Though they’re not the best choice for all rooftops, blue roofs do offer major environmental opportunity of which we should avail ourselves.
Question: What wears a dirty blue cape, visits Chicago more than a hundred times per year, and doesn’t give a fig about combined sewer overflows?
If you said Captain Stormwater, you are correct. The prize, well – how about being really bummed out? You know, because of the disease and toxins that pour into our streets, the urban runoff that poisons wildlife, or the overloaded city infrastructure that just can’t keep up with the amount of water sheeting off impermeable surfaces every day?
Told you, it’s a bummer.

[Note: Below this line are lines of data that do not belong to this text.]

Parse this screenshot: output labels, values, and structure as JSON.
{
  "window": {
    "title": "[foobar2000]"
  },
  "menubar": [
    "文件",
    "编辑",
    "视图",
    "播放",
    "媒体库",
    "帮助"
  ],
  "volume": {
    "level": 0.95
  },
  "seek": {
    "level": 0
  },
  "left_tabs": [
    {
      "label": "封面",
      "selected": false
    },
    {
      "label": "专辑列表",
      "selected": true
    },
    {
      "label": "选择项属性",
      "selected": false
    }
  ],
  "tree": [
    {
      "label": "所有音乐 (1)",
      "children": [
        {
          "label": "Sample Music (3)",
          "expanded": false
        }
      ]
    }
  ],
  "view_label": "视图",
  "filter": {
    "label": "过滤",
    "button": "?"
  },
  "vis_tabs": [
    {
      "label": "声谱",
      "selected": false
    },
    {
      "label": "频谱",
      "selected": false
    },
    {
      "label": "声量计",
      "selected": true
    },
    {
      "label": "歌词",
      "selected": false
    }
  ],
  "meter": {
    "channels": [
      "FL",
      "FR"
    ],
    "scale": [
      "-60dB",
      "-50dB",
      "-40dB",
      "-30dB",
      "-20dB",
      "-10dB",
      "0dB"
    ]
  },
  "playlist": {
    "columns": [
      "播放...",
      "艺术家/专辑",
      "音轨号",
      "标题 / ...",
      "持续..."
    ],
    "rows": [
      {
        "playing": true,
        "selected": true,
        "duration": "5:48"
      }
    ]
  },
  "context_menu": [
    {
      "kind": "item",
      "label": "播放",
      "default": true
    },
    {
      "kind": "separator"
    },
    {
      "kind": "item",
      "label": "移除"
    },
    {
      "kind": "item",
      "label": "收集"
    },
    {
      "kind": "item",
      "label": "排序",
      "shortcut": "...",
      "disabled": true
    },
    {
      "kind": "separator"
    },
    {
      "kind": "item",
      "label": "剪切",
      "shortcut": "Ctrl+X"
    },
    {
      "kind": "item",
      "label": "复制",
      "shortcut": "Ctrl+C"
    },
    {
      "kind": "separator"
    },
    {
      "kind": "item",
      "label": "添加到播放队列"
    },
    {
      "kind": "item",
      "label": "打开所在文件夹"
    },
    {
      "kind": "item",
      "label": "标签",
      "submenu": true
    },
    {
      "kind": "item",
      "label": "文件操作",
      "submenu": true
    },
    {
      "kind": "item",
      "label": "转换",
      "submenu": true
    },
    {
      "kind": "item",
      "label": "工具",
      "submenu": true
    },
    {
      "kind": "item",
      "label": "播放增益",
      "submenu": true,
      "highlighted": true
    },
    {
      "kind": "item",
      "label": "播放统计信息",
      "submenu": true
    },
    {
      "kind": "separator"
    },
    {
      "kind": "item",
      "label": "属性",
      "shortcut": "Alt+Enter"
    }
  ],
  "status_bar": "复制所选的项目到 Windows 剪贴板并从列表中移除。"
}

That’s not to say we can’t do anything about it. Green roofs help solve many of these problems, transforming barren concrete and cement rooftops into vibrant oases that absorb and filter stormwater, lessening its load considerably.
Green roofs represent a significant upfront cost outlay, though, and some people aren’t willing to wait for the ROI that accrues over time. In that case, a blue roof might just do the trick. Let’s tackle what that is, why it’s beneficial, whether it’s the best solution for your rooftop, and what we can expect from blue roofs in future.
What Is a Blue Roof?
According to NYC Environmental Protection, “Blue roofs are non-vegetated source controls that detain stormwater. Weirs at the roof drain inlets and along the roof can create temporary ponding and gradual release of stormwater.”
Weirs work by setting the location of a drain a certain height above the rooftop. That way, the roof doesn’t drain until a critical amount of stormwater has accumulated, at which point it will run through the weirs, down the drain and into the street. The height of the weirs depends on the weight the roof can bear as well as the municipality’s stormwater requirements when building or retrofitting a roof.
Some blue roofs create a structural void, composed of Lego-like or milk crate building blocks that then create large interiors that contain water. These can be combined with surface installations such as green roofs or amenity spaces.
How Do Blue Roofs Help Cities?
The main service blue roofs do for cities is mitigating stormwater, keeping it out of the streets during peak runoff times and making the sewers’ job a bit more manageable. That’s important, because unchecked stormwater is seriously dangerous to public health.
They have some additional benefits as well, says NYC: “Blue roofs are less costly than green roofs. Coupled with light colored roofing material they can provide sustainability benefits through rooftop cooling.”
Cooling is important, especially since the urban heat island effect is also dangerous to public health, not to mention the world as a whole. And we shouldn’t overlook cost; it’s the main reason that folks choose blue roofs over green. The relative simplicity of their construction makes blue roofs significantly easier and cheaper to install than their vegetative cousins.
That said, opting for a blue roof over green means you lose out on some of the latter’s biggest benefits.
What Drawbacks Do Blue Roofs Pose?
We hate to say it, but if we’re being truthful, blue roofs are really only a stopgap measure. In almost all cases, a green roof is a better option than its blue counterpart.
For one thing, blue roofs don’t filter water the way green roofs do. At the end of the day, even if you retain water, it’s still dirty water pouring down the drain. It’s still going to get dumped into a combined system or a treatment system without any filtration beforehand.
Plus, it doesn’t get used on site. Whatever water leaves the roof is water you’ll never get back. That’s contrary to green roof systems, in which plants retain water. Moreover, growing media and retention layers – and to a certain extent, drainage mats – all hang onto water as well. The result: Stormwater hangs out until plants use it or it evaporates. Much of it never even reaches the city’s ground.
Barring some evaporation, though, blue roofs eventually give their water up. Not ideal.
Lastly, it’s hard to convince developers to build blue roofs rather than amenity spaces. It’s expensive, and real estate developers want to cater to people – who in turn want lovely rooftop decks on which to enjoy Chianti and fairy lights. (We’re assuming. That’s what we like to do on a lovely rooftop deck, anyway.)
That said, we haven’t reached the full potential of blue roofs yet – not by a long shot.
The Future of Blue Roofs
Day by day, blue roofs are becoming more sophisticated.
One approach involves putting a green roof on top of a blue roof. You combine the value of a stormwater reservoir (think milk crates again) with the filtration and superior cooling of a green roof. You also benefit from filtration, habitat creation and other value-added elements of a green roof. Yet some of that water still reaches the ground. Is there a better way?
Others are examining the potential of reusing all the water on site: to flush toilets, to wash cars. Of course, that touches on all sorts of public health issues, for which we don’t currently have answers. But the idea is intriguing.
Another approach we’re following closely is remoted-controlled technologies such as those designed by RainBank. These cloud-based systems (no pun intended) allow people to raise and lower weirs based on rain events, responding in real time to the needs of the city, case by case.
Those aren’t the only ideas, of course, and we’d love to discuss more of them with you. We’d also love to talk you through why we think a green roof is always the smartest idea, combined with blue roof technologies or otherwise.
Want to learn more? Get in touch today.